_Task requirements_
Retype every line of the records exactly.
========================================
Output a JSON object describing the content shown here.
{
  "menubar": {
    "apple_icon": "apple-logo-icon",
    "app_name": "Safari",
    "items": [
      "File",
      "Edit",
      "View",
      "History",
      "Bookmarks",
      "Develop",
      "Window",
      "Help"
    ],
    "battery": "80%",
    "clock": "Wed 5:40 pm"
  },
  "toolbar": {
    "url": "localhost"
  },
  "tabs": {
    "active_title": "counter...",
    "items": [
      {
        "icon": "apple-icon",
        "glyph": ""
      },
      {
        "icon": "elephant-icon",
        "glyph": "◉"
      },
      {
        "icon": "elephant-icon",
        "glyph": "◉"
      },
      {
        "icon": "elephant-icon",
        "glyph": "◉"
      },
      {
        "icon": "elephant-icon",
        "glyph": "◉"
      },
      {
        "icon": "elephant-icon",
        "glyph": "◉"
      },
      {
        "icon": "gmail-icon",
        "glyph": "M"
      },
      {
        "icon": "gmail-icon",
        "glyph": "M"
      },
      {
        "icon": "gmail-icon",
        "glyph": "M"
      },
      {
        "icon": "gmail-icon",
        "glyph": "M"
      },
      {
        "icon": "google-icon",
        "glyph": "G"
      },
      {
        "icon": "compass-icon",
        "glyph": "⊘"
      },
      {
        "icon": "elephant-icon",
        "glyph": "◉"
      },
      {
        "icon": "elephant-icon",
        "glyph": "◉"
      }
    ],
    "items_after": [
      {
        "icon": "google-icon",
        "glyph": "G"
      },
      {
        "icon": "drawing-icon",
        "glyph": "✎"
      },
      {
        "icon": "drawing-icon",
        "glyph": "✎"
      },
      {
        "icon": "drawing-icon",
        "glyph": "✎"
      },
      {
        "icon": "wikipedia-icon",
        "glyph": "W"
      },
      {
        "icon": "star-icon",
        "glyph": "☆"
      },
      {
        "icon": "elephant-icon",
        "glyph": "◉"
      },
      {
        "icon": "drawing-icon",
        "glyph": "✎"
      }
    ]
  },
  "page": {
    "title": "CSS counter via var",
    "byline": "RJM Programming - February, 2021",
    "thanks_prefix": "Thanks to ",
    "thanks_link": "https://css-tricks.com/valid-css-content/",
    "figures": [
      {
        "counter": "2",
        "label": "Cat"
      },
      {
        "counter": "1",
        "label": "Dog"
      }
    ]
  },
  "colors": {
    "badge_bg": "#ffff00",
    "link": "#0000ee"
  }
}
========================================
_Answer below_
Output a JSON object describing the content shown here.
{
  "menubar": {
    "apple_icon": "apple-logo-icon",
    "app_name": "Safari",
    "items": [
      "File",
      "Edit",
      "View",
      "History",
      "Bookmarks",
      "Develop",
      "Window",
      "Help"
    ],
    "battery": "80%",
    "clock": "Wed 5:40 pm"
  },
  "toolbar": {
    "url": "localhost"
  },
  "tabs": {
    "active_title": "counter...",
    "items": [
      {
        "icon": "apple-icon",
        "glyph": ""
      },
      {
        "icon": "elephant-icon",
        "glyph": "◉"
      },
      {
        "icon": "elephant-icon",
        "glyph": "◉"
      },
      {
        "icon": "elephant-icon",
        "glyph": "◉"
      },
      {
        "icon": "elephant-icon",
        "glyph": "◉"
      },
      {
        "icon": "elephant-icon",
        "glyph": "◉"
      },
      {
        "icon": "gmail-icon",
        "glyph": "M"
      },
      {
        "icon": "gmail-icon",
        "glyph": "M"
      },
      {
        "icon": "gmail-icon",
        "glyph": "M"
      },
      {
        "icon": "gmail-icon",
        "glyph": "M"
      },
      {
        "icon": "google-icon",
        "glyph": "G"
      },
      {
        "icon": "compass-icon",
        "glyph": "⊘"
      },
      {
        "icon": "elephant-icon",
        "glyph": "◉"
      },
      {
        "icon": "elephant-icon",
        "glyph": "◉"
      }
    ],
    "items_after": [
      {
        "icon": "google-icon",
        "glyph": "G"
      },
      {
        "icon": "drawing-icon",
        "glyph": "✎"
      },
      {
        "icon": "drawing-icon",
        "glyph": "✎"
      },
      {
        "icon": "drawing-icon",
        "glyph": "✎"
      },
      {
        "icon": "wikipedia-icon",
        "glyph": "W"
      },
      {
        "icon": "star-icon",
        "glyph": "☆"
      },
      {
        "icon": "elephant-icon",
        "glyph": "◉"
      },
      {
        "icon": "drawing-icon",
        "glyph": "✎"
      }
    ]
  },
  "page": {
    "title": "CSS counter via var",
    "byline": "RJM Programming - February, 2021",
    "thanks_prefix": "Thanks to ",
    "thanks_link": "https://css-tricks.com/valid-css-content/",
    "figures": [
      {
        "counter": "2",
        "label": "Cat"
      },
      {
        "counter": "1",
        "label": "Dog"
      }
    ]
  },
  "colors": {
    "badge_bg": "#ffff00",
    "link": "#0000ee"
  }
}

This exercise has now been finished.